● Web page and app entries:

════════

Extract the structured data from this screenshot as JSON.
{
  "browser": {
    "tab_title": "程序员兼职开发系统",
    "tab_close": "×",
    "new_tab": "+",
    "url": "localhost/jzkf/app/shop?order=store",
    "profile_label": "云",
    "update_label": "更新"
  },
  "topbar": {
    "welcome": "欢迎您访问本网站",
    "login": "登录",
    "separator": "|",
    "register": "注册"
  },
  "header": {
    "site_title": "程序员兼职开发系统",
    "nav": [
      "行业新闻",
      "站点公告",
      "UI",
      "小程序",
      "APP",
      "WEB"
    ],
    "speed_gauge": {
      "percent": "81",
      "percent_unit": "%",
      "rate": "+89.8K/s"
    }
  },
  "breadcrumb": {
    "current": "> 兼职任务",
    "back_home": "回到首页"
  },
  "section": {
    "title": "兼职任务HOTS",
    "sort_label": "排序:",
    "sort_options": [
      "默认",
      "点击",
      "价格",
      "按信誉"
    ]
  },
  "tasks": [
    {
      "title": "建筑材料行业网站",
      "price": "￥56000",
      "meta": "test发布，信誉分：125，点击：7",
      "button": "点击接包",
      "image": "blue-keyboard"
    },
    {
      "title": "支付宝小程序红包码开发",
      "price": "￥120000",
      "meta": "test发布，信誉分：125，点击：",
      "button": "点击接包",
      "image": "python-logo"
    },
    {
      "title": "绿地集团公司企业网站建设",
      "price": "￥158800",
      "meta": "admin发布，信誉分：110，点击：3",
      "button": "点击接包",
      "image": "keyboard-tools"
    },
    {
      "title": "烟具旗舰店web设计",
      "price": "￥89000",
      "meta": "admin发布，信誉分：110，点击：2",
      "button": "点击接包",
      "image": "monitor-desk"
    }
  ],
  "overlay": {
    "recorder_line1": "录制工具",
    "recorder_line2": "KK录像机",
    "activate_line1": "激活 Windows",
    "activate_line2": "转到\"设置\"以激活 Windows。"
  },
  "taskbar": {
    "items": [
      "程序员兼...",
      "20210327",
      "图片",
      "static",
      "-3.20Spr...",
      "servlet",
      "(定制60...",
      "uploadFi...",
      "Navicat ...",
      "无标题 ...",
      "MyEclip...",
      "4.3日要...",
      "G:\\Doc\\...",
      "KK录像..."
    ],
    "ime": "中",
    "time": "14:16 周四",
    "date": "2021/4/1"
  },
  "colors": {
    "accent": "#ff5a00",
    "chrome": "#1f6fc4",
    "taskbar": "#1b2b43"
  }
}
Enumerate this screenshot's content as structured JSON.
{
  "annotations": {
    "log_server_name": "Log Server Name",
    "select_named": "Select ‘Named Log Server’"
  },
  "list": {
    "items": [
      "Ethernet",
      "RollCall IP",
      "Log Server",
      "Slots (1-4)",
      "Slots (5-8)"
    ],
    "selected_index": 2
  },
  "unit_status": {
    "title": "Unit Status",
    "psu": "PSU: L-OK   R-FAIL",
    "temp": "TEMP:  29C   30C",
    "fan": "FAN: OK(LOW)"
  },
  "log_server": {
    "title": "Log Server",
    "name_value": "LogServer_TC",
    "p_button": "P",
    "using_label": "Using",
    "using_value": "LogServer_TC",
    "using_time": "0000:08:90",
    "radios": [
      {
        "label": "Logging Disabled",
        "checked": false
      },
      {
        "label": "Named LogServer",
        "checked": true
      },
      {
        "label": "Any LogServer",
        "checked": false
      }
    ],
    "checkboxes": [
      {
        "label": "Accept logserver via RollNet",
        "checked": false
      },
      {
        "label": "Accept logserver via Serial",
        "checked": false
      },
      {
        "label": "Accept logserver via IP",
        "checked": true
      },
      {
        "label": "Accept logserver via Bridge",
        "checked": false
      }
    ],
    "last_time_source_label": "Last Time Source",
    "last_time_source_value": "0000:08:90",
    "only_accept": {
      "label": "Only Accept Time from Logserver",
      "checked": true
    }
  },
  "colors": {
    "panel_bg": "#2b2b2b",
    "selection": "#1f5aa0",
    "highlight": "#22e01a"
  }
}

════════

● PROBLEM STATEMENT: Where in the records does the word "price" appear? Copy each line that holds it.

● YOUR RESPONSE:
      "price": "￥56000",
      "price": "￥120000",
      "price": "￥158800",
      "price": "￥89000",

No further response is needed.